For fans of block diagrams, the assertion could be represented as follows:
Firstly, we should address the phase in which frame_n falls and a set of different signals (named here as bus_cmd) creates the start condition. Next should be a single cycle followed by the data transfer. The data can be transferred, or the wait state inserted. This behaviour can be repeated. The signal cbe_n should be stable during the whole data transfer.
The trouble is that we get the error message:
We know something in the transfer is wrong, and we know when the failure occurred, and which assertion reported it. But what’s next?

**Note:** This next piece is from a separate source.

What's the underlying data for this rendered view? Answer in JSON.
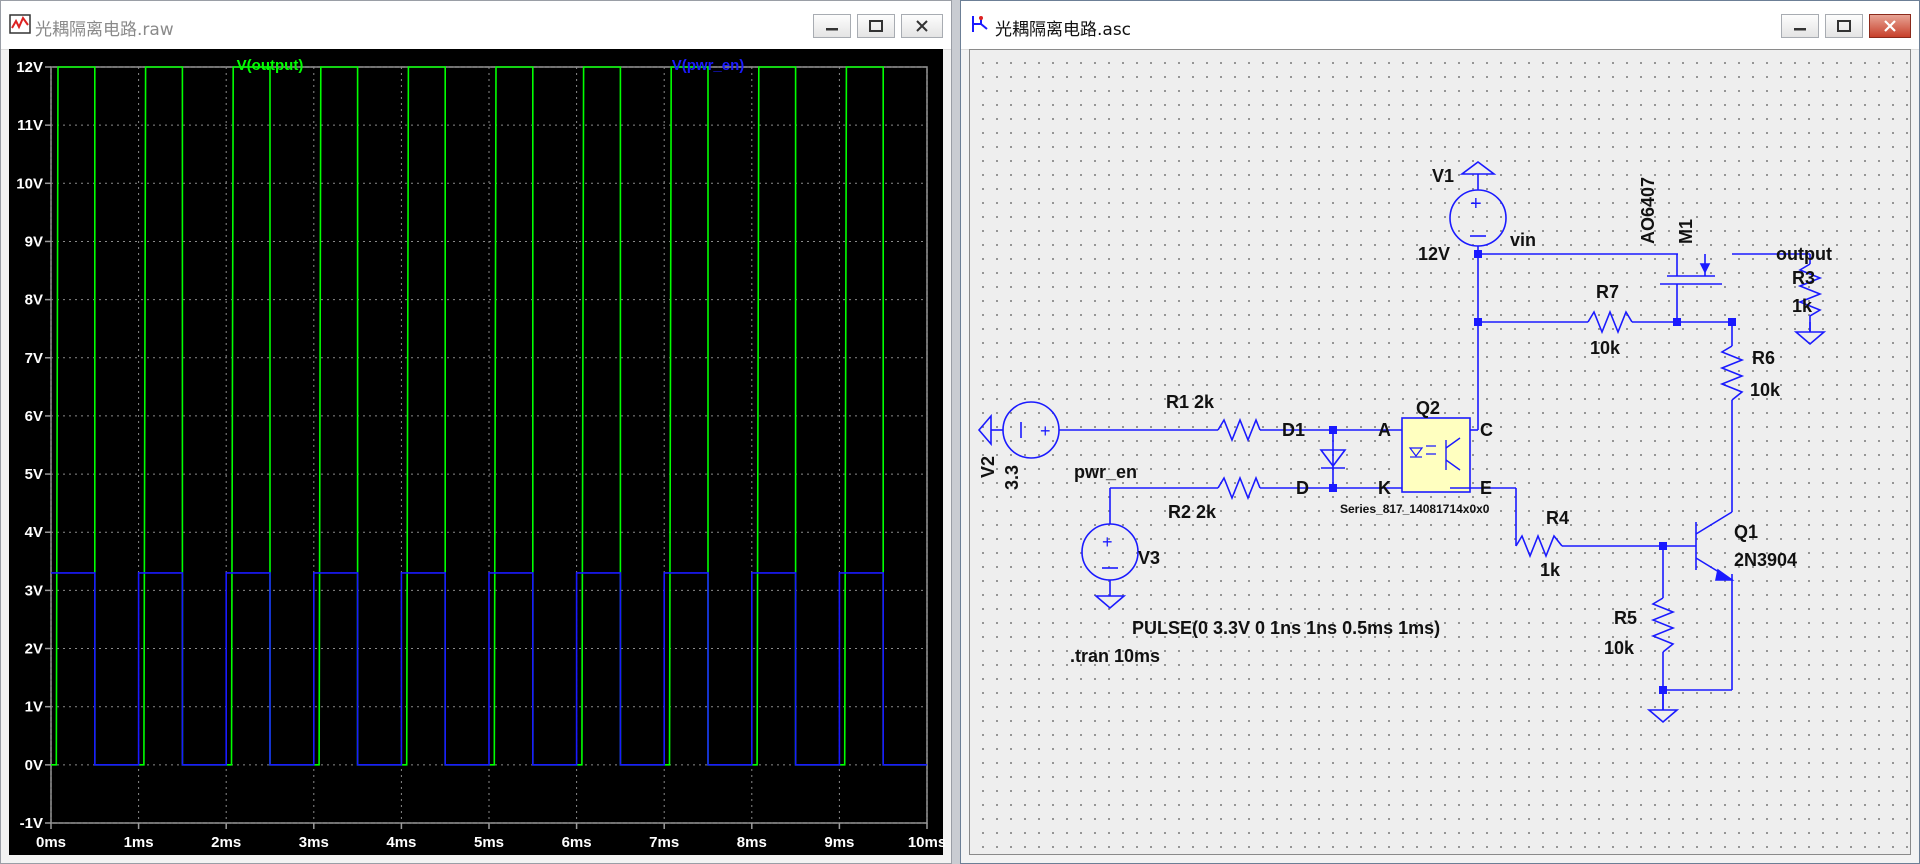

Cause and Trace reports can help us. They can be enabled during any simulation that uses assertions. Cause report points the direct reason of an assertion failure. In our example it is a Boolean expression which is false and results in an error. Trace report shows how the assertion evaluates in a process of time until the moment of failure. The way in which the assertion travelled is presented in a form of sequence.
In our example, the address phase with falling edge of frame_n && bus_cmd is done correctly. After this, the address phase is a single turn around cycle. Then, in the data phase, after three data transfers and three wait states there is another data transfer and then, in the next cycle, the correct end of transfer is missing. In the first Trace report, the expression (data_end && frame_n) terminating correct transfer is denoted with the “!” symbol, so it means it is false – i.e. it does not hold. The second Trace report suggests the problem with continuation of the data transfer, the wait state which could happen (as an alternative) instead of the data transfer is also missing.
With Cause and Trace reports enabled we know what happened step-by-step in each clock cycle when the assertion was checked. We don’t have to search for the expression values on the waveform. We know what is missing to finish the transfer correctly.
Of course, the Cause and Trace reports don’t tell you what line of code has caused this failure, but it gives you a good starting point to find the source of the issue. Using these debug reports cuts the time of analysing what is expected and what is simulated. We can find the bug faster, and we can quickly check what happens after fixing the bug. During the simulation, Pass results can be enabled and the Trace reports for passed assertions can be checked.
We can see cycle-by-cycle that the design behaves as required by the specification and finally gives a Pass result. We are sure that the testbench has enough stimulus to check this scenario. It is also easier to prepare more stimuli and check other alternative formulae; and the coverage of the testbench can increase.
Our example assertion was written in SVA but note that PSL fans can also use Cause and Trace reports for their assertions.
I sincerely recommend our Cause and Trace reports both for SVA and PSL for beginners and experienced users. Verification using Cause and Trace reports makes verification life much easier.
To enable the Cause and Trace report, refer to the assertion trace command in the Active-HDL or Riviera-PRO Product Help for more details.